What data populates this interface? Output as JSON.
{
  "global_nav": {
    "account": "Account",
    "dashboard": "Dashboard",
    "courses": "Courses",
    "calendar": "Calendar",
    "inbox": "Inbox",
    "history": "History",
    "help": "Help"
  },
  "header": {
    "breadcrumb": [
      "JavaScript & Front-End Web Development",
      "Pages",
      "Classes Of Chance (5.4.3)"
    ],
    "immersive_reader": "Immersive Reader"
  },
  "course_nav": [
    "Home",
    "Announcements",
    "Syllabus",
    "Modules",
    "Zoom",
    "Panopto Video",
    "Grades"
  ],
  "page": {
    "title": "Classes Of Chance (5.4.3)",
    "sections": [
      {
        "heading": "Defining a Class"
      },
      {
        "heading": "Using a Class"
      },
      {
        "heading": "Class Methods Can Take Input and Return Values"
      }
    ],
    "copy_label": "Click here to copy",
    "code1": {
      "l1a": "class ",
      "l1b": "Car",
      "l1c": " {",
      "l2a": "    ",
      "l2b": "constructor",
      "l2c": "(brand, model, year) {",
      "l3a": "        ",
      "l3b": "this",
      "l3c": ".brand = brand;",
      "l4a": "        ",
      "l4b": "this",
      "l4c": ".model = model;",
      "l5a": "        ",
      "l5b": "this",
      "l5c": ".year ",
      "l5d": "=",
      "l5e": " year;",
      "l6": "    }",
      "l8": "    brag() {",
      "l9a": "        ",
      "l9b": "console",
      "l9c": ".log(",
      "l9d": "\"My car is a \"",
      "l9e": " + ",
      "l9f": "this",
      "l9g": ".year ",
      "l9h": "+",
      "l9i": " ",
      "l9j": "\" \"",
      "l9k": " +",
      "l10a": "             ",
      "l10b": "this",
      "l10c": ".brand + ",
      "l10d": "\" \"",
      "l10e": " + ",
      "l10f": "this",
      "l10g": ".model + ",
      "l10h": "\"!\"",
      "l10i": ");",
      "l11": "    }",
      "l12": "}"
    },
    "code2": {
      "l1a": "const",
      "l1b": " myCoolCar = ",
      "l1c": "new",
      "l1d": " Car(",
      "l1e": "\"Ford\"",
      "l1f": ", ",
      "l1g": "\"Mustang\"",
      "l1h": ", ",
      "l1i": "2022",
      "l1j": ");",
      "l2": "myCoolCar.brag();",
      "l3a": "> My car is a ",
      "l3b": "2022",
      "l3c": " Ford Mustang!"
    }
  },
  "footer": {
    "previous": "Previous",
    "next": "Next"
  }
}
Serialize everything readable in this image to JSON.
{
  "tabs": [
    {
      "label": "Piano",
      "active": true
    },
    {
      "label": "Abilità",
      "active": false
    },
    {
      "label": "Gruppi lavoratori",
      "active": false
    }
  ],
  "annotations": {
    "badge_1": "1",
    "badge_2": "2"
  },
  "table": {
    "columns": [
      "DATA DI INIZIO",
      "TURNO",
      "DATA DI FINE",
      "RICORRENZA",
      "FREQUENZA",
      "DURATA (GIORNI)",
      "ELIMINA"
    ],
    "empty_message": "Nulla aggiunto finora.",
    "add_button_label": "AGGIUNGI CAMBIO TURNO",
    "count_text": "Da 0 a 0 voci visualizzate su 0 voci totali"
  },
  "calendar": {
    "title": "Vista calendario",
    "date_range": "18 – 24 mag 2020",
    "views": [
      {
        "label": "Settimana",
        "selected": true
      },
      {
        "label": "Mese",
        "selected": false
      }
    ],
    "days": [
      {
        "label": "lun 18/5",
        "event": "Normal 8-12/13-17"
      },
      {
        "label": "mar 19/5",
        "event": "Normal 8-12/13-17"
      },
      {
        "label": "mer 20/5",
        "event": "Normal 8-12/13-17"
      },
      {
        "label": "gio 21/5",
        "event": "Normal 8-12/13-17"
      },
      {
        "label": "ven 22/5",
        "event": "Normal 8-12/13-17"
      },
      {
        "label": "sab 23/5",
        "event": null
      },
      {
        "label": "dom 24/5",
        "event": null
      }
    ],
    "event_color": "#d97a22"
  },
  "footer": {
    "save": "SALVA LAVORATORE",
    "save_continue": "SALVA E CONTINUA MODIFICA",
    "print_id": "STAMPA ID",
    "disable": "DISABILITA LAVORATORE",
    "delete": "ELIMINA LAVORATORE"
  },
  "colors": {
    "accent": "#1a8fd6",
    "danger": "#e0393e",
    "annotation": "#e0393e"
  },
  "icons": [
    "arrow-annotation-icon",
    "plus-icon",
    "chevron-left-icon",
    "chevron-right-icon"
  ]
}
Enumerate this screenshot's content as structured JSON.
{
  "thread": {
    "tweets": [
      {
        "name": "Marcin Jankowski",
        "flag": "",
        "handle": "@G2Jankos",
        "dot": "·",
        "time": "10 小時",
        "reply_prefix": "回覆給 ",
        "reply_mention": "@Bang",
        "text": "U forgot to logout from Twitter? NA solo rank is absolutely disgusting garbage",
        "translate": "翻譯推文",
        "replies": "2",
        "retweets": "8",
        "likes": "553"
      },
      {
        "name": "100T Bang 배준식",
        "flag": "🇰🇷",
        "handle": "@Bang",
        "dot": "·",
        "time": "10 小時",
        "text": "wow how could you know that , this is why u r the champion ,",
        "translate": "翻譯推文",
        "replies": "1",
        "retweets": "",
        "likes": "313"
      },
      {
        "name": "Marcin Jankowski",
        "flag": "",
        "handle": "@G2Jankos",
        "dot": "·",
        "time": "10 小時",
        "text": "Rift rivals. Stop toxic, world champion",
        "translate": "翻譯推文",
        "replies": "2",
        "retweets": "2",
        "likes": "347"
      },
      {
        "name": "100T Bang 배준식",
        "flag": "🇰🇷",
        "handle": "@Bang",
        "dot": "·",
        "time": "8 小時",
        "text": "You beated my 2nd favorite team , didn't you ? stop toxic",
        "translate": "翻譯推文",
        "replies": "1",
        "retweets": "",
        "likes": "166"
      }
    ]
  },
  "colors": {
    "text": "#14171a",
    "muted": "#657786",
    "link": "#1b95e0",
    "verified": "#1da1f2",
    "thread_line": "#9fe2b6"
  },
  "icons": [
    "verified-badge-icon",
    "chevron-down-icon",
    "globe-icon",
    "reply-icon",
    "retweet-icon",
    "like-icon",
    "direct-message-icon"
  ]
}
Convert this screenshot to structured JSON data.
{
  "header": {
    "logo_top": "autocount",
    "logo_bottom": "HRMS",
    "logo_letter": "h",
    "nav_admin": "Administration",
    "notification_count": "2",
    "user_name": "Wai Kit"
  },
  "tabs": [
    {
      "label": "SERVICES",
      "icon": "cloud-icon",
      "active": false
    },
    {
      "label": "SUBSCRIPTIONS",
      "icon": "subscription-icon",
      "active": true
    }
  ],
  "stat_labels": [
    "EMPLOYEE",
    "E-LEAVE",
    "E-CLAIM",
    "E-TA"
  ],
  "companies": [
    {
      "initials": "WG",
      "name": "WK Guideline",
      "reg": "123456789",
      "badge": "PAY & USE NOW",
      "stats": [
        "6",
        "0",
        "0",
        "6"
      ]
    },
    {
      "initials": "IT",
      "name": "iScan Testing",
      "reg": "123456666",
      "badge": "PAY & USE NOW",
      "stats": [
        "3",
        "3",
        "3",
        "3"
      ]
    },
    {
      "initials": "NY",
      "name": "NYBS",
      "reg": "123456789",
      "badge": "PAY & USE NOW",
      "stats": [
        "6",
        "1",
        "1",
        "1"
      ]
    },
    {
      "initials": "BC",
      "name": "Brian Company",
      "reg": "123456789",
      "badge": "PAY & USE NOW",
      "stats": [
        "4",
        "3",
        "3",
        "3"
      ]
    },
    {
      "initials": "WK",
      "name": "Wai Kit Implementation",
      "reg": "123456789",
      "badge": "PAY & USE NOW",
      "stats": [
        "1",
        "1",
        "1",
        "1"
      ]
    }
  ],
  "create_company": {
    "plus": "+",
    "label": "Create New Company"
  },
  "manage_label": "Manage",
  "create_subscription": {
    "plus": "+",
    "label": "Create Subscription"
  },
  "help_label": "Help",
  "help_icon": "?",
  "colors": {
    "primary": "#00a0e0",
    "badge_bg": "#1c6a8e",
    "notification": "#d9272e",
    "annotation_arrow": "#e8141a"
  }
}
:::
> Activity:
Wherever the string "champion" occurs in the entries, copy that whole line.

> Response:
        "text": "wow how could you know that , this is why u r the champion ,",
        "text": "Rift rivals. Stop toxic, world champion",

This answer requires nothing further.